Pittsburgh Mercy Health System to lay off 75, close 2 treatment facilities
State budget cuts are leading one of Allegheny County's largest health and human service nonprofits to furlough 75 workers and close two treatment facilities, displacing residents, officials say.
Pittsburgh Mercy Health System, or PMHS, said Wednesday it will close its Regional Residential Treatment Facility, a licensed 12-bed home in Ohioville, Beaver County, and Riverview Manor, a licensed 15-bed personal care home in the North Side, once it finds new homes for residents.
Health officials from around the state said this may only be the beginning of the cuts.
“Clearly, program closures are beginning to occur ... we're going to see more of that,” said George J. Kimes, executive director of the Pennsylvania Community Provider Association in Harrisburg. “People are just beginning to get allocations and ideas about what the cuts mean. We're early in the process.”
The group is beginning to collect data on the impact the cuts are having, he said.
The $27.7 billion budget Gov. Tom Corbett signed on June 30 cut funding by 10 percent to seven county-directed human service programs ranging from those for mental health, the elderly and the homeless to substance abuse.
“In this past budget cycle the governor was able to reduce funding reductions from 20 percent to 10 percent, reductions that were mandatory in order for the state to confront another billion-dollar deficit,” said Kelli Roberts, a spokesperson for Corbett. “It's also important to note that in a very hard budget cycle for state finances, the administration was able to fully fund all other hospital payments.”
The next year might be just as difficult for service providers, health officials said.

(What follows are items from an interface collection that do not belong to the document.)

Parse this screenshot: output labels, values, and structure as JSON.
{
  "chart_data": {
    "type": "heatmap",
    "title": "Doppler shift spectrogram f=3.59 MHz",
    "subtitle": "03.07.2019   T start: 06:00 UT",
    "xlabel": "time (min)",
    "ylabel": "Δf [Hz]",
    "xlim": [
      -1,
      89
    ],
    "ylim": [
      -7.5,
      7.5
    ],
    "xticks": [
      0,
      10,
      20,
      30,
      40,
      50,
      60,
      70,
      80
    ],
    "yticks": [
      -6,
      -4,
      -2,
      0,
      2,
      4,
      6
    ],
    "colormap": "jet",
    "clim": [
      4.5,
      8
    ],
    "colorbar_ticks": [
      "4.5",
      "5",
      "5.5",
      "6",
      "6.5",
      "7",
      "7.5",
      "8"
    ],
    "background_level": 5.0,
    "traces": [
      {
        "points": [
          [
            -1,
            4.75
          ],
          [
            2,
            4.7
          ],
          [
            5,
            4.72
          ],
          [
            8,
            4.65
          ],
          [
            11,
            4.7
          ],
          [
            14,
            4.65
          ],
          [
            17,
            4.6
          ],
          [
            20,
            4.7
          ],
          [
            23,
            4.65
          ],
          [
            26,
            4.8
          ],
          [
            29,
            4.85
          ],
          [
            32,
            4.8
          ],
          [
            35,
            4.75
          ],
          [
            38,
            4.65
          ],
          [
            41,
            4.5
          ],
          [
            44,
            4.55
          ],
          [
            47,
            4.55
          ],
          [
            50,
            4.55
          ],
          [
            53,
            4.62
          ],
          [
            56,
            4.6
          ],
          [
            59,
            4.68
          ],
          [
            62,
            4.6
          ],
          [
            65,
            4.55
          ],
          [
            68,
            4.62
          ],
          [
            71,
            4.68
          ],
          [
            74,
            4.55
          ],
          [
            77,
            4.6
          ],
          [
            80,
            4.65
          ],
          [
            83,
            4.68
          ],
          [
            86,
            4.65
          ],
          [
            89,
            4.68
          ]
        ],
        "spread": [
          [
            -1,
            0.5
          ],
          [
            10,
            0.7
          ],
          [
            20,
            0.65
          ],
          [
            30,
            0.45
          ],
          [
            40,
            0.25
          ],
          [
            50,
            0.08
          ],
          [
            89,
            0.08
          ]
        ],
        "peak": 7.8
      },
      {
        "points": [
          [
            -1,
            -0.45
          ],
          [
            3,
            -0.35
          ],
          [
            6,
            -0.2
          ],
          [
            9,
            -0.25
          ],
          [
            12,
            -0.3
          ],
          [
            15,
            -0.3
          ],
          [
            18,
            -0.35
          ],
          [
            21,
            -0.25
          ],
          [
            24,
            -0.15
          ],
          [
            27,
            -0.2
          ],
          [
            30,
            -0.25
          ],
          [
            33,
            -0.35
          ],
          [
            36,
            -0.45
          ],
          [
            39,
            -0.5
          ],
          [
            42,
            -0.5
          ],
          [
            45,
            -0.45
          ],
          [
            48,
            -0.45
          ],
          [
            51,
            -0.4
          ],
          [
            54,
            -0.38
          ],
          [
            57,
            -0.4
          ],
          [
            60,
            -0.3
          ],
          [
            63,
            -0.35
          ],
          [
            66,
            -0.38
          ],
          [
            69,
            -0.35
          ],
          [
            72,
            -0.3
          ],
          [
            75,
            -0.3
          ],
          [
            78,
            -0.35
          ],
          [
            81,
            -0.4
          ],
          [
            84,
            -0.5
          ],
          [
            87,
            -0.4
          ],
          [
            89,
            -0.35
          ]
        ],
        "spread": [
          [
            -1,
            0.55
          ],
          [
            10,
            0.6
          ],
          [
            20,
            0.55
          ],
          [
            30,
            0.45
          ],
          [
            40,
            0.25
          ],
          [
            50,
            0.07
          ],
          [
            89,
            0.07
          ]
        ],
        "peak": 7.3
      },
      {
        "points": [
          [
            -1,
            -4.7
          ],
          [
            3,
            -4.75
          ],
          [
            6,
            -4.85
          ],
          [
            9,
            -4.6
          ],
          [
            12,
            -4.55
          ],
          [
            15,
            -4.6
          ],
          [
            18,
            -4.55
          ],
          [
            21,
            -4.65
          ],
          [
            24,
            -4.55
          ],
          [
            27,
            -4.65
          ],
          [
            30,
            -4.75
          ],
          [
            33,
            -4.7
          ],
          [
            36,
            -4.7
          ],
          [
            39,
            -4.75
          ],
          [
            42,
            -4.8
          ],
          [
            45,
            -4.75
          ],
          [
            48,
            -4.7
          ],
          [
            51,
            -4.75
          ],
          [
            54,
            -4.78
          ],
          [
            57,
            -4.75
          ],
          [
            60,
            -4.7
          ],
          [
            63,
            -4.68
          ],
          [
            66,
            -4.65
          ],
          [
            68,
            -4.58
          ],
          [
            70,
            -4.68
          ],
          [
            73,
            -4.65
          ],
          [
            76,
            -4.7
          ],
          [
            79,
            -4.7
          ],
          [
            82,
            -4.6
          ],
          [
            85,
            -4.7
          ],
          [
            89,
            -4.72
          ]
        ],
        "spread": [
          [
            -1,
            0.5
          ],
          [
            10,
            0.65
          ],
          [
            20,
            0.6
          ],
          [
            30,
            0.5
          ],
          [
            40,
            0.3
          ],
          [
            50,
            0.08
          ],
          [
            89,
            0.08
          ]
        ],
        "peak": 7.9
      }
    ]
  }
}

“We're all bracing for the next fiscal year,” said Scott Simon, chief financial officer for Family Services of Western Pennsylvania. The organization closed a mobile drug and alcohol program in Westmoreland County in July because of budget cuts.
Terming the furloughs difficult but prudent, Pittsburgh Mercy Health System officials said they took great care to preserve services for those most in need and to minimize the impact of the state funding cuts. The furloughs were made in administrative, support and nondirect care positions.
“These are challenging times for Pennsylvania health and human service providers,” said Sister Susan Welsh, CEO of Pittsburgh Mercy Health System.
Affected employees received extended health care coverage, professional job placement services and three months of additional access to the services of the PMHS Employee Assistance Program, officials said. Eligible employees also received a severance.
With annual operating revenue of $85 million and 1,700 employees, Pittsburgh Mercy Health System serves more than 26,000 people annually in approximately 60 locations in Allegheny County.
Craig Smith is a staff writer for Trib Total Media. He can be reached at 412-380-5646 or email@example.com.
Show commenting policy
TribLive commenting policy
You are solely responsible for your comments and by using TribLive.com you agree to our Terms of Service.
We moderate comments. Our goal is to provide substantive commentary for a general readership. By screening submissions, we provide a space where readers can share intelligent and informed commentary that enhances the quality of our news and information.
While most comments will be posted if they are on-topic and not abusive, moderating decisions are subjective. We will make them as carefully and consistently as we can. Because of the volume of reader comments, we cannot review individual moderation decisions with readers.
We value thoughtful comments representing a range of views that make their point quickly and politely. We make an effort to protect discussions from repeated comments either by the same reader or different readers.
We follow the same standards for taste as the daily newspaper. A few things we won't tolerate: personal attacks, obscenity, vulgarity, profanity (including expletives and letters followed by dashes), commercial promotion, impersonations, incoherence, proselytizing and SHOUTING. Don't include URLs to Web sites.
We do not edit comments. They are either approved or deleted. We reserve the right to edit a comment that is quoted or excerpted in an article. In this case, we may fix spelling and punctuation.
We welcome strong opinions and criticism of our work, but we don't want comments to become bogged down with discussions of our policies and we will moderate accordingly.
We appreciate it when readers and people quoted in articles or blog posts point out errors of fact or emphasis and will investigate all assertions. But these suggestions should be sent via e-mail. To avoid distracting other readers, we won't publish comments that suggest a correction. Instead, corrections will be made in a blog post or in an article.
- Rossi: Penguins’ best bet is on Martin
- Pitt AD Barnes has enjoyed varied career in college sports
- Spirit Airlines lifts fortunes of Arnold Palmer Regional Airport
- Burnett’s stellar start paves way for Pirates’ victory over Diamondbacks
- From injuries to front office, Penguins’ season didn’t lack drama
- Penguins president: General manager, coach won’t be fired
- High risk, reward with 1st-round quarterbacks in NFL Draft
- Elites, media & character
- More than 2,200 confirmed dead in Nepal earthquake
- Ex-Freeport star dealing with ‘scary’ ailment returns to Mercyhurst baseball team
- Man fatally shot in McKees Rocks identified